Here’s How to Take the Perfect Selfie

It started with Facebook and has only been encouraged by every form of social media that followed in its wake. We’re talking about the beloved selfie. Young professionals (YPs) love to take selfies, whether in the car, on a boat, in the hair salon or even at the desk. Back in the days of actually having to develop film when it came to personal picture taking (remember?!), selfies were rare. It makes sense – they are not the easiest things to take and usually require multiple attempts at that perfect shot, with arm-length selfies more often than not a recipe for frustration and photo disaster. We have a few thoughts when it comes to the self-photo; call it a selfie 101:

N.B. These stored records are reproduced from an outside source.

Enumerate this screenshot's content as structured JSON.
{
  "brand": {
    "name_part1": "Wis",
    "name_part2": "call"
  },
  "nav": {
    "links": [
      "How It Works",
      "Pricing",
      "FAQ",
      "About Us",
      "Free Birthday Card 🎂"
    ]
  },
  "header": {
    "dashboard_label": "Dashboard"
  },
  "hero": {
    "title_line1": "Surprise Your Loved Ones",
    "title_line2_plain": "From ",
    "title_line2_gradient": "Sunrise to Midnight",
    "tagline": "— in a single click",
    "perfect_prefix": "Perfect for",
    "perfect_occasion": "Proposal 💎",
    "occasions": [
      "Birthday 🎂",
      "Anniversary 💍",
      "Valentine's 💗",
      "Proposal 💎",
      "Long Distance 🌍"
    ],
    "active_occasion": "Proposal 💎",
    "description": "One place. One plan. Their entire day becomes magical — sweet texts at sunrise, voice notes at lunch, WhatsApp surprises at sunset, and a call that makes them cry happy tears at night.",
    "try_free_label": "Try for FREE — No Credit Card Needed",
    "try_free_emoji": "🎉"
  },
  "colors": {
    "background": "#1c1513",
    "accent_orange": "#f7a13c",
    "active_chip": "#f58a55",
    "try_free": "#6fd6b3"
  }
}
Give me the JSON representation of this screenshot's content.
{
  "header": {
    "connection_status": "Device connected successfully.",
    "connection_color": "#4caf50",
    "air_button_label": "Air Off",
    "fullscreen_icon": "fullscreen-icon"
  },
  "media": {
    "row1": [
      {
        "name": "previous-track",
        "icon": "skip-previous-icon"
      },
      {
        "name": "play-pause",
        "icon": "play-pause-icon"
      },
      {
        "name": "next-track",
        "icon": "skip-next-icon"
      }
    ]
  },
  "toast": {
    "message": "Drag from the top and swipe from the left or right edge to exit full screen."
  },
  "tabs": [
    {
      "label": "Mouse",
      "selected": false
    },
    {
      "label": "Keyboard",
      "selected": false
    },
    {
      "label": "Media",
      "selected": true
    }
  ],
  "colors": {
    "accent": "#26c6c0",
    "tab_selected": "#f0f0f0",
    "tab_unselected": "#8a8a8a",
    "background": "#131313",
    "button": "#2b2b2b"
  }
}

Be Aware of your Surroundings:
Be aware of your backgrounds while snapping selfies. You may capture something unexpected in your shot. Also, if you’re in public, don’t think that nobody notices you snapping away at yourself. It’s better to be short, sweet and relatively undetected when shooting selfies in public. Others may laugh at you otherwise. We would.

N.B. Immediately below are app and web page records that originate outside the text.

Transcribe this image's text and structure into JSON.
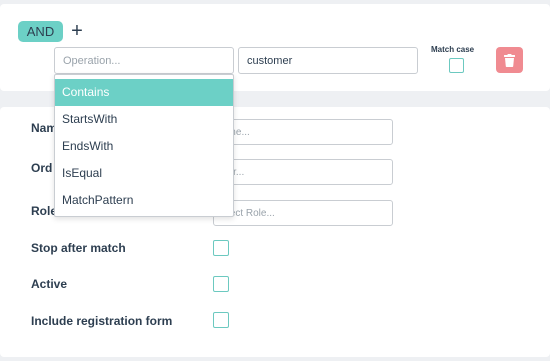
{
  "filter": {
    "and_label": "AND",
    "plus_label": "+",
    "operation_placeholder": "Operation...",
    "value": "customer",
    "match_case_label": "Match case",
    "delete_color": "#f08b91"
  },
  "dropdown": {
    "options": [
      "Contains",
      "StartsWith",
      "EndsWith",
      "IsEqual",
      "MatchPattern"
    ],
    "highlighted": "Contains"
  },
  "form": {
    "name_label": "Nam",
    "name_placeholder": "ame...",
    "order_label": "Ord",
    "order_placeholder": "der...",
    "role_label": "Role",
    "role_placeholder": "elect Role...",
    "stop_label": "Stop after match",
    "active_label": "Active",
    "include_label": "Include registration form"
  },
  "colors": {
    "accent": "#6cd0c6",
    "text": "#2d3e50",
    "danger": "#f08b91"
  }
}
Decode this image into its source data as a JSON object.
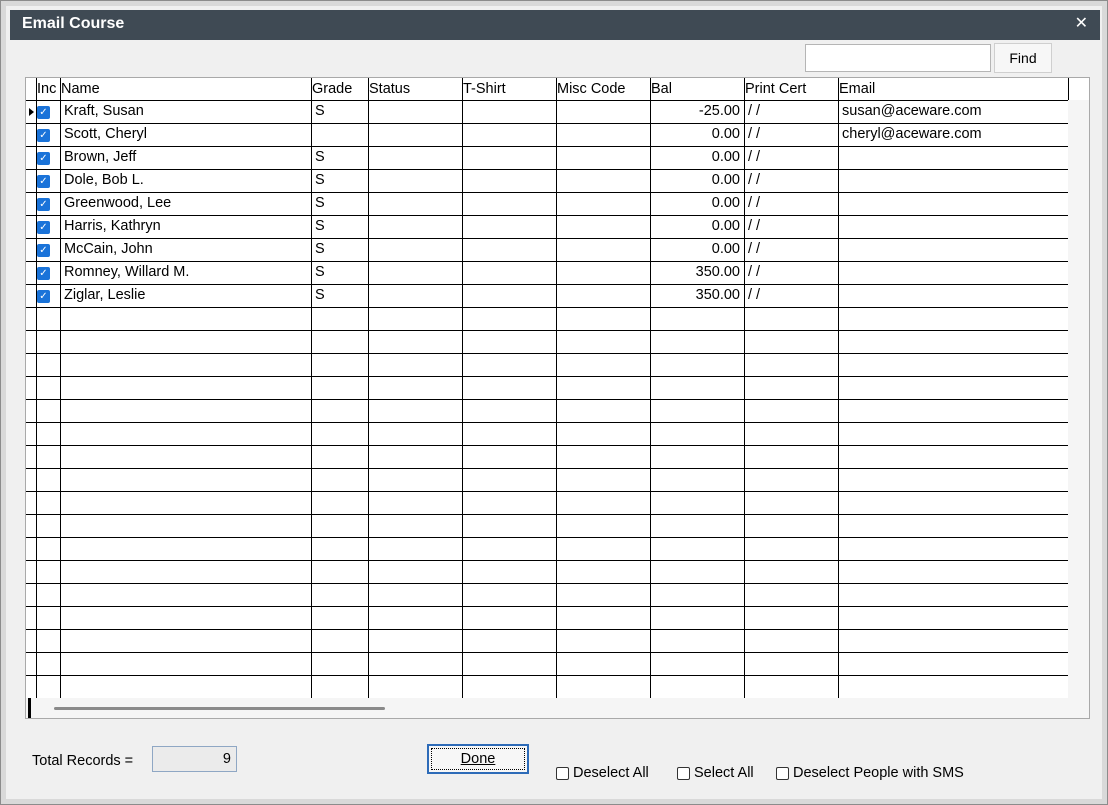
{
  "window": {
    "title": "Email Course",
    "close_glyph": "✕"
  },
  "search": {
    "value": "",
    "placeholder": "",
    "find_label": "Find"
  },
  "grid": {
    "columns": [
      "Inc",
      "Name",
      "Grade",
      "Status",
      "T-Shirt",
      "Misc Code",
      "Bal",
      "Print Cert",
      "Email"
    ],
    "rows": [
      {
        "inc": true,
        "name": "Kraft, Susan",
        "grade": "S",
        "status": "",
        "tshirt": "",
        "misc": "",
        "bal": "-25.00",
        "cert": "/  /",
        "email": "susan@aceware.com"
      },
      {
        "inc": true,
        "name": "Scott, Cheryl",
        "grade": "",
        "status": "",
        "tshirt": "",
        "misc": "",
        "bal": "0.00",
        "cert": "/  /",
        "email": "cheryl@aceware.com"
      },
      {
        "inc": true,
        "name": "Brown, Jeff",
        "grade": "S",
        "status": "",
        "tshirt": "",
        "misc": "",
        "bal": "0.00",
        "cert": "/  /",
        "email": ""
      },
      {
        "inc": true,
        "name": "Dole, Bob L.",
        "grade": "S",
        "status": "",
        "tshirt": "",
        "misc": "",
        "bal": "0.00",
        "cert": "/  /",
        "email": ""
      },
      {
        "inc": true,
        "name": "Greenwood, Lee",
        "grade": "S",
        "status": "",
        "tshirt": "",
        "misc": "",
        "bal": "0.00",
        "cert": "/  /",
        "email": ""
      },
      {
        "inc": true,
        "name": "Harris, Kathryn",
        "grade": "S",
        "status": "",
        "tshirt": "",
        "misc": "",
        "bal": "0.00",
        "cert": "/  /",
        "email": ""
      },
      {
        "inc": true,
        "name": "McCain, John",
        "grade": "S",
        "status": "",
        "tshirt": "",
        "misc": "",
        "bal": "0.00",
        "cert": "/  /",
        "email": ""
      },
      {
        "inc": true,
        "name": "Romney, Willard M.",
        "grade": "S",
        "status": "",
        "tshirt": "",
        "misc": "",
        "bal": "350.00",
        "cert": "/  /",
        "email": ""
      },
      {
        "inc": true,
        "name": "Ziglar, Leslie",
        "grade": "S",
        "status": "",
        "tshirt": "",
        "misc": "",
        "bal": "350.00",
        "cert": "/  /",
        "email": ""
      }
    ],
    "current_row": 0
  },
  "footer": {
    "total_label": "Total Records =",
    "total_value": "9",
    "done_label": "Done",
    "deselect_all_label": "Deselect All",
    "select_all_label": "Select All",
    "deselect_sms_label": "Deselect People with SMS"
  },
  "colors": {
    "titlebar": "#3f4a54",
    "checkbox_checked": "#1a73d9",
    "done_border": "#2d6bb8"
  }
}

Make it Interesting:
Don’t be too posed, take it too seriously or make it too calculated when it comes to the selfie. Do something interesting and conversation-worthy rather than simply snapping a close up shot of your face (no matter how well edited that shot may be). This could mean a shot of you at a theme party dressed in a ridiculous hat or makeup, with a pet, on a roller coaster, or at the zoo in front of a giraffe… you get the point. 

Be Strategic with Social Media Selfies:
Selfies are seemingly designed for social media profile pictures. There is nothing wrong with the odd strategic selfie, especially if used as a profile picture, but a Facebook or Instagram profile that is oversaturated with selfies either makes you look full of yourself or like you have zero friends (aside from yourself, of course). 

Bathroom Selfies are Usually Not Okay:
When we think bathroom selfies, we think teenaged girls who’ve spent hours locked in the bathroom straightening or curling their hair and applying their makeup, then taking at least 20 shots before they get it just right and are ready for social media upload eagerly awaiting an accumulation of “likes.” We are going to go out on a limb and say that bathroom selfies are usually not OK for anyone over the age of 25, unless done very strategically. Even worse than selfies in the bathroom are selfies in bed; nobody should see those, except, of course, if you are sending them to your significant other.

Vacation Selfies Make the Most Sense:
Especially if you’re travelling alone and want to capture that amazing sunset, ocean, mountain or rain forest in the background, have no shame in snapping a few selfies. Vacation selfies don’t tend to be so calculated, posed or carefully selected only after being taken a million times. As a matter fact, they should be more fun and spontaneous. Who cares if your hair is blowing in the wind or you’re makeup free – you’re capturing the moment.

Selfies with Others Usually Suck:
Let’s be honest, especially when taken with smartphones, selfies with one or two others usually end up on the cutting room floor when it comes to making it onto social media sites or albums. Taking a selfie of yourself is difficult enough, trying to fit more people in inevitably will result in many more tries to get that perfect shot, rolled eyes from the people around you (whether in the front of the car or fellow partygoers in the bar) and a potential waste of time. Sometimes it works, but not usually.

Tips for the Perfect Selfie:

1. Please, don’t suck in your cheeks and make a kissy face, or (even worse) the loathed duck face. Try not to pose at all.

2. Angles are of utmost importance when it comes to selfies. Angle your body or face slightly to one side and angle your face downwards. Hold your phone high above your head and away from you at a 45-degree angle. Angling your camera slightly above yourself when taking a picture tends to be the most flattering.

3. Maintain a long “turtle” neck to avoid the double chin and don’t lose eye contact with the lens.  

4. Straight-on photos tend to flatten you out, so avoid being dead centre in the photo; it can look very mug shot-esque.

5. Early morning (just after sunrise) or late afternoon (just before sunset) is the ideal time for lighting.

6. Relax, be comfortable and confident. Own it.

Photo courtesy